It’s worth mentioning that this versioning approach has also been on the radar of the database community for a long time. There’s an interesting concept called slowly changing dimension that crystallizes a lot of the ideas I’m trying to convey in this blog post.
I have a personal preference for the versioning approach over the event storage approach. The usage that ensues is at a higher level. It doesn’t require writing queries that aggregate the data up to a given point in time. With versioning, you just have to pick a point in time and rollback all the commits that were made after that point in time. The downside is that this can become a costly operation. As you can imagine, rolling back changes isn’t necessarily a cheap operation. There are likely many optimizations that can be made, such as squashing commits together, but that’s just details.
An alternative approach that is worth keeping in mind is snapshotting. This involves dumping the current state of a table – or a database in its entirety – on a regular basis. That way, when you want to access the state of the data at a given point in time in the past, you just have to use the latest snapshot that is older than the given point in time. The upside over versioning is that you don’t have to rollback the changes, which will save you a considerable amount of time. The downside is that you lose in flexibility, because the snapshots are discrete. Updates that occur in between consecutive snapshots might get lost because the rhythm at which the snapshots are made is too slow. Then again, this all depends on your specific application. For instance, at HelloFresh, weekly snapshots would have done the trick just fine.
Objectives for a data science team
I believe that a product-oriented data science team should be asking itself:
Are we able to determine the state of our data at any point in the past?

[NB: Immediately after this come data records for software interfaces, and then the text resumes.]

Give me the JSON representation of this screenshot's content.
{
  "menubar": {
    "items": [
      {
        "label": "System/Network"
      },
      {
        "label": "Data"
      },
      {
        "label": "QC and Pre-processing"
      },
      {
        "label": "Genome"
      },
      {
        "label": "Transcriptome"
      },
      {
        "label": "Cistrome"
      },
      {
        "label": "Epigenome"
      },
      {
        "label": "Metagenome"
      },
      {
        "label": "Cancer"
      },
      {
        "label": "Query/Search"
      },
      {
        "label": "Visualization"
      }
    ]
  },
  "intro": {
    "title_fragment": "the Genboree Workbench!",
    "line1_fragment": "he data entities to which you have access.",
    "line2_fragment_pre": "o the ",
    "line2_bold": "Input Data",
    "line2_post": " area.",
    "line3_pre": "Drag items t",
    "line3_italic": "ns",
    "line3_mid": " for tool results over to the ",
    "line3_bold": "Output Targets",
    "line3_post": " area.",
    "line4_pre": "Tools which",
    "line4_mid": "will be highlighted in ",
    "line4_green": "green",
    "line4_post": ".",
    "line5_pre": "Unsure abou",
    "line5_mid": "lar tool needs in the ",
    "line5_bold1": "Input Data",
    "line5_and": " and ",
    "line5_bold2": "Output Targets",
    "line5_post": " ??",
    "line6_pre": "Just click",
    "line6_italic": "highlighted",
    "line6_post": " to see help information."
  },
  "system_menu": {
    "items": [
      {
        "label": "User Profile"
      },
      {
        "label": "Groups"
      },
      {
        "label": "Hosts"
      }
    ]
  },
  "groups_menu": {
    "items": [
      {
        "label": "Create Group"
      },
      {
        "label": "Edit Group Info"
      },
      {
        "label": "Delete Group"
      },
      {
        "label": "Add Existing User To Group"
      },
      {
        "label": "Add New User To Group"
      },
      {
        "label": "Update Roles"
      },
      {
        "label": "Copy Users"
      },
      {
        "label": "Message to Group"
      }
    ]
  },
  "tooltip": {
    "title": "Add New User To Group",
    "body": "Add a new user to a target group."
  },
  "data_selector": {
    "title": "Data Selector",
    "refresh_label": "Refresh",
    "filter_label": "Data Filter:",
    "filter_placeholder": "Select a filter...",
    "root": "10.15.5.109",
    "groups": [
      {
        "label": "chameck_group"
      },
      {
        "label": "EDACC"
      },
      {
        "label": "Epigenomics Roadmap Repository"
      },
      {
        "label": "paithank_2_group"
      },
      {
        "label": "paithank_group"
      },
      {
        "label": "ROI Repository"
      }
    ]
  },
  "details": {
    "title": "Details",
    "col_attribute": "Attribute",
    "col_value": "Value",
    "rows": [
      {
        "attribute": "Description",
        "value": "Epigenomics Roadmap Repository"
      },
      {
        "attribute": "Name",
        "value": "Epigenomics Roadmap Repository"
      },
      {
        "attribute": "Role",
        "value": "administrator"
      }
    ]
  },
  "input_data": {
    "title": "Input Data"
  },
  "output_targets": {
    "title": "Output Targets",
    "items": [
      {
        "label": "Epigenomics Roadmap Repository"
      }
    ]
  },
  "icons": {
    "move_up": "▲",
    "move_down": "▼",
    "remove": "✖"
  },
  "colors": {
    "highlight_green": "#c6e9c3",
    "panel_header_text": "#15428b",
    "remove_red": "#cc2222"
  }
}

If the answer is no, then it might be worth bulking up on these topics. Especially if you’re going to be building models on top of this data. An interesting notion to explore of feature stores. The latter are becoming popular and are supposed to abstract many data engineering details away. I’m not an expert on the topic, so I don’t have any to recommend in particular. I’ve taken a look at the feature store landscape and noticed that a lot of them focus on scalability and production serving. None of them seemed to me to have the ability to time travel and allow computing historical features. They might, but I haven’t seen it showcased. I’m excited to see how this will develop in the next few years. Especially when data science start realising that good models are a lot about having good data, and less about using powerful models.
As ever, feel free to reach out if you want to discuss further, or drop a comment right below.